Now that iPad is here. I went to order it yesterday and found this chart detailing the available data plans:

Initial Data Costs

This iPad now has the ability to act as a hotspot, but there was no information about costs or availability on these networks which worried me a little. We’re about to go on a little family vacation, and it would be handy if I could use my iPad as a tether point for the rest of the family. I couldn’t find any information at that time about it, so I based my choice on the fact that AT&T offered a $15 option. When I do want to use cell data on my iPad I don’t think I’ll use much, so the cheapest option will probably nearly always work. Although 250MB is really not that much, so I was a little worried about it. Still, it was the best choice available, half the price of the next option up of $30. I sent in my order.

I should point out that I don’t really care about 4G. I’m not going to be streaming movies over a cellular network. I will simply be connecting for email, twitter, blog posting, etc. I know from past experience with my phone that you can do a lot of things like this without running up the data total too fast. Many people seem to think that having 4G will mean a huge increase in the data that’s used, but I don’t see a data speed increase really having any effect on the data amount consumed for the way I use an iPad.

Now today I still had a little buzz in the back of my head that I maybe made a mistake going with AT&T. Indeed, today I checked and the little chart had been updated:

Revised Data Costs

Well, now. That’s different. Apparently Verizon will offer a 1GB option for $20. Sold! That’s got a lot more comfort room than AT&T’s 250MB option for only $5 more.

But wait, it gets better. Today we have more news about tethering. Apparently AT&T is waffling on offering it. Verizon however, says that you can tether at will using their standard data plans. That’s perfect.

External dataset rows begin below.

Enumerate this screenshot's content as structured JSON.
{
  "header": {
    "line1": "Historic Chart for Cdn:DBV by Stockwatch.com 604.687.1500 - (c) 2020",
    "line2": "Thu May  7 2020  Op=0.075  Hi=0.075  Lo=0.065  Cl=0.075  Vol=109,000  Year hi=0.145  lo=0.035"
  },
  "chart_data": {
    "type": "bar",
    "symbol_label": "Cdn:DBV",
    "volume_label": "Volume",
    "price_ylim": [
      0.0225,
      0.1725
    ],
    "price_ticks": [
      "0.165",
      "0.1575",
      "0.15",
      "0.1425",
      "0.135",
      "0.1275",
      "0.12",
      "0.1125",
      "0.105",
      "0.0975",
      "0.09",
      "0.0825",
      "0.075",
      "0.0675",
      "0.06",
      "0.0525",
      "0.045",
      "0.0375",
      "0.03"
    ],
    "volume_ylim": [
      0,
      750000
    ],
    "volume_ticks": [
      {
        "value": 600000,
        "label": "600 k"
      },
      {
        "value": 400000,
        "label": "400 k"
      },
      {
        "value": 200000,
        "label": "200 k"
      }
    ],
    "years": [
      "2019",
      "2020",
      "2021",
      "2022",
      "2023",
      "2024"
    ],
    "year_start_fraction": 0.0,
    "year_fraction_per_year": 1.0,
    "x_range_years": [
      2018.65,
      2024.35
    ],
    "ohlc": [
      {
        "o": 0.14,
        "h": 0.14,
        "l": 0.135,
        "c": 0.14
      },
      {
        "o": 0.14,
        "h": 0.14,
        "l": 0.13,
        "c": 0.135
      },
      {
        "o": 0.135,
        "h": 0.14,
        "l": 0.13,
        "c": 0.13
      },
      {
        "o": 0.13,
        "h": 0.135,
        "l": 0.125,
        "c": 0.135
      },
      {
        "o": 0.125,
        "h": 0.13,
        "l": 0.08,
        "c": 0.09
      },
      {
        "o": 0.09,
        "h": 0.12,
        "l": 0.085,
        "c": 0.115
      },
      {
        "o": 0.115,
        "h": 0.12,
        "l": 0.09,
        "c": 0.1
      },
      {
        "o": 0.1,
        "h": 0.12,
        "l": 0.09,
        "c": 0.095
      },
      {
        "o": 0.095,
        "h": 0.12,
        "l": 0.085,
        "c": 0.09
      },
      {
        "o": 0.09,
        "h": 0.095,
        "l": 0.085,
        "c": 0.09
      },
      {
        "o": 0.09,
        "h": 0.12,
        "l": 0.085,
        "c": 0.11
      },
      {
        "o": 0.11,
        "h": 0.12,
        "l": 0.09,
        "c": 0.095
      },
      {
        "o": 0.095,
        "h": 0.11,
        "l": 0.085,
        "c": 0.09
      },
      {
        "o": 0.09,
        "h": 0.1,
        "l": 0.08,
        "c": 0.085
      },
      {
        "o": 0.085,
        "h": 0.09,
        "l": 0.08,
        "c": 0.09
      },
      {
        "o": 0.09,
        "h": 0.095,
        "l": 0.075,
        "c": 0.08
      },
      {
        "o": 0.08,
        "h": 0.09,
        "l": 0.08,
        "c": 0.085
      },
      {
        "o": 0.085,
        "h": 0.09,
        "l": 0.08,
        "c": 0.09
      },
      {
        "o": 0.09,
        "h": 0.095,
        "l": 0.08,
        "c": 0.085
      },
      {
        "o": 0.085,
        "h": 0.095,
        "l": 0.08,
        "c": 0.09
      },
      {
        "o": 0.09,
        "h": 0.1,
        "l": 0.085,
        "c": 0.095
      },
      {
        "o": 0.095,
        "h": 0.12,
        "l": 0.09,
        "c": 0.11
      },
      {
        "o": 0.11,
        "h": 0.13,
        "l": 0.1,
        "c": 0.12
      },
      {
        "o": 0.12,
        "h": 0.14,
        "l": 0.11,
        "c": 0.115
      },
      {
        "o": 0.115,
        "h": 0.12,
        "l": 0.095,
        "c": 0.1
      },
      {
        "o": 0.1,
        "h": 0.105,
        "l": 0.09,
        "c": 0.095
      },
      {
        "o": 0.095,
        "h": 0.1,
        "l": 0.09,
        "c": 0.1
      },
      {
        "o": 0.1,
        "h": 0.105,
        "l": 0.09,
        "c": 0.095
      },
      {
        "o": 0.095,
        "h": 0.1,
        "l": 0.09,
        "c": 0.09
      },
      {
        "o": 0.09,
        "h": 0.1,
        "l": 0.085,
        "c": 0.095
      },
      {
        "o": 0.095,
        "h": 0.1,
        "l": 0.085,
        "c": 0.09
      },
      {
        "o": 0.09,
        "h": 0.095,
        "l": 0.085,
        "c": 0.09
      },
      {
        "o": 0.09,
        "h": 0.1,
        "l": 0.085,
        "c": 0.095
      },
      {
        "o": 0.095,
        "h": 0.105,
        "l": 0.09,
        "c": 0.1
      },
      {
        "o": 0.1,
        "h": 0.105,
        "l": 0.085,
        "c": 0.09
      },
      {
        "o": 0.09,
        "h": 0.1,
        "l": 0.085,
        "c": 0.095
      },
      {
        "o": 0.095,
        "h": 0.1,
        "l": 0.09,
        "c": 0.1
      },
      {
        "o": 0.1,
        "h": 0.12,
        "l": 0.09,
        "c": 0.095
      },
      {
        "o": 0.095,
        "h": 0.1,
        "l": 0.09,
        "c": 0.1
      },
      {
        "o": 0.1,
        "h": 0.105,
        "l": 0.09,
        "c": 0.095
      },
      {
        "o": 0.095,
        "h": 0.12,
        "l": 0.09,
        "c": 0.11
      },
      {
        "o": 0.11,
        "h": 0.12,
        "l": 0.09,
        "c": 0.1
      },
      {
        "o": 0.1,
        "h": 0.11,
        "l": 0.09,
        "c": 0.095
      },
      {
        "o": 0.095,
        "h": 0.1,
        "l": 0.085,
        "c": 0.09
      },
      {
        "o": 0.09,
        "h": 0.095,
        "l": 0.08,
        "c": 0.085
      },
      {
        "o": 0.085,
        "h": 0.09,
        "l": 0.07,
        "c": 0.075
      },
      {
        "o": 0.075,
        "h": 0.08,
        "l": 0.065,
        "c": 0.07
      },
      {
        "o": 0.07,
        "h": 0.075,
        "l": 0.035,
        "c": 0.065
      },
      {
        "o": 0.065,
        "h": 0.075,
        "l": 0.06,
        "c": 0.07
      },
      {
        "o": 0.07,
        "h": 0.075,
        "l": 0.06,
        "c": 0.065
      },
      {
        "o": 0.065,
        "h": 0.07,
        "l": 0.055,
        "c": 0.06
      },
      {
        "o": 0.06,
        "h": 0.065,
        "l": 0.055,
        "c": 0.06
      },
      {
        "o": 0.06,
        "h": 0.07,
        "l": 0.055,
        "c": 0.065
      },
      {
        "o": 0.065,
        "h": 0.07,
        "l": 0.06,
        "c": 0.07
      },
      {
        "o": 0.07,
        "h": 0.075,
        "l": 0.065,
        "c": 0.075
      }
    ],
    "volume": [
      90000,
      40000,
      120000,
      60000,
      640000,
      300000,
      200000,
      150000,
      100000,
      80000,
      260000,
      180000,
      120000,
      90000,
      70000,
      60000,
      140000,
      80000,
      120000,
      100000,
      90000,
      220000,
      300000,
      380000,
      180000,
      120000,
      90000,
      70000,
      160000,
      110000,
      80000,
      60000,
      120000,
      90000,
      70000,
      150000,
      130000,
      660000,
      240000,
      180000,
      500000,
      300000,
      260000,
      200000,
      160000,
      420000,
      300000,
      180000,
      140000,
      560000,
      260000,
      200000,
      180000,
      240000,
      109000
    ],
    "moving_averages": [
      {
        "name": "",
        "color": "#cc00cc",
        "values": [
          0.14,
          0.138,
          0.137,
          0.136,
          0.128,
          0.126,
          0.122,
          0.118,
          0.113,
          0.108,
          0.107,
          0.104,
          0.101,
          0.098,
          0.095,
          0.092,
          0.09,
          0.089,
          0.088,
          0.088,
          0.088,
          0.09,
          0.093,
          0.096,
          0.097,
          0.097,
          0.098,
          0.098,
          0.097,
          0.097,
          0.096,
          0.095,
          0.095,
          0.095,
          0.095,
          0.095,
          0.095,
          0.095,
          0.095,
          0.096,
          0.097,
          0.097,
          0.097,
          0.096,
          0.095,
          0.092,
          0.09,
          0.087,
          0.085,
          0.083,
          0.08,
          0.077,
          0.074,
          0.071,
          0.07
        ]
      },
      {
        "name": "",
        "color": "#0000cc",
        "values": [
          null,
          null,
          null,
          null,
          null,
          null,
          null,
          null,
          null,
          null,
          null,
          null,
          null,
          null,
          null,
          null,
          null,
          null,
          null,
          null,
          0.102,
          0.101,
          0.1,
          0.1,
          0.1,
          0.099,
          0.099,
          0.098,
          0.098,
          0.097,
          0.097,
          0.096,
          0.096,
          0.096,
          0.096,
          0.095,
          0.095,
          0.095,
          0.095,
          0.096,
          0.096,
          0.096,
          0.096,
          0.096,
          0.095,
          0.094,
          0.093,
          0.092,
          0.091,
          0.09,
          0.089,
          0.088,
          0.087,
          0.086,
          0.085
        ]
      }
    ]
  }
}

Since Apple is still surprisingly showing no delays on ship dates, I canceled my previous order and placed a new one for an iPad that runs on Verizon. It was very easy and now I feel much better about my choice. In addition to the things I discussed above, there’s also the benefit that most likely anywhere I might be will be covered by either AT&T on my iPhone or Verizon on my iPad. I’ll never have to be without Twitter again!

The reality is that I may very rarely enable cell data on my iPad. I’m not really sure. I’ve tried to imagine how my usage might change, but it’s just not clear at this point. Maybe I’ll use it twice a year, maybe I’ll end up paying for it each month. Whatever the case, at least there’s no contract and I can always choose a relatively low-cost connection if that’s all I need.